Taking a Closer Look at Picasso’s Guernica

The Bombing of Guernica

The town of Guernica is located in Spain, in the Biscay province of the Basque region. At the time of the Spanish Civil War, it was the northernmost area that supported the Republican resistance movement and the centre of Basque culture, which made it a target of the Nationalists.

The Nationalists who were led by General Francisco Franco sought to return to the days of old Spain with more traditional values, where the Republicans were made up of socialists, communists, anarchists and other various factions.

In the morning of April 26, 1937, the city of Guernica was bombed by the German command of Wolfram von Richthofen for two straight hours. Germany had lent support to the Nationals so that the Nazis could test their new tactics and weapons prior to the beginning of World War II. The bombing devastated the town and was a great hardship on the townspeople for years.


Pablo Picasso’s Take on War

Pablo Picasso was in Paris at the time half-heartedly working on a mural for an exhibition to be held there in the upcoming summer. When he heard about the bombing, he immediately abandoned his work and in May 1937, he began working on Guernica. It is what he presented at the Paris exhibition, where it attracted little attention. Later on, it became a symbol against the destruction of war and its effects on the lives of the innocent.

Guernica was a powerful statement against war itself and how the war obliterated the lives of the innocent. The artwork was panted in black, blue and white, but the anguish of the people in the painting was quite vivid and apparent with arms thrust in the air and open-mouthed suffering on the faces of the people.

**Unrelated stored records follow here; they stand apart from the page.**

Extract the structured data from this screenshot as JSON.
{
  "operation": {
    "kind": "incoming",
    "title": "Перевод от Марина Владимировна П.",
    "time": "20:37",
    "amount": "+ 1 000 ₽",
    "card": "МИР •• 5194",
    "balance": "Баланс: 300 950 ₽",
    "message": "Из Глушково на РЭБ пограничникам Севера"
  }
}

The Bull and the Horse

The painting is fairly large being 11 feet tall and 25.6 feet wide, and currently is shown in the Museo Reina Sofia in Madrid, Spain. It is fairly obvious what the theme and the message of the mural is about, since Picasso himself said that the bull in the mural meant darkness and destruction. The bull and the horse are important symbols in Spanish culture, and Picasso has used both of these to play many roles in his paintings.

The painting has become an icon and one of Picasso’s greatest works as its statement against war and destruction points out the folly of war and the fact that it is not a good answer for disagreements in cultures.

Some have tried to give different interpretations of the painting saying that it was not meant to be political, but that is a ridiculous interpretation when Picasso stated that the bull represented the dark forces of destruction and evil, and the horse was the representation of the people of Guernica.

The mural has been displayed around the world and has become very famous and well received, and the showing of the painting brought the Spanish Civil War to the attention of the world. Its statement in regard to war is a sentiment widely held by many.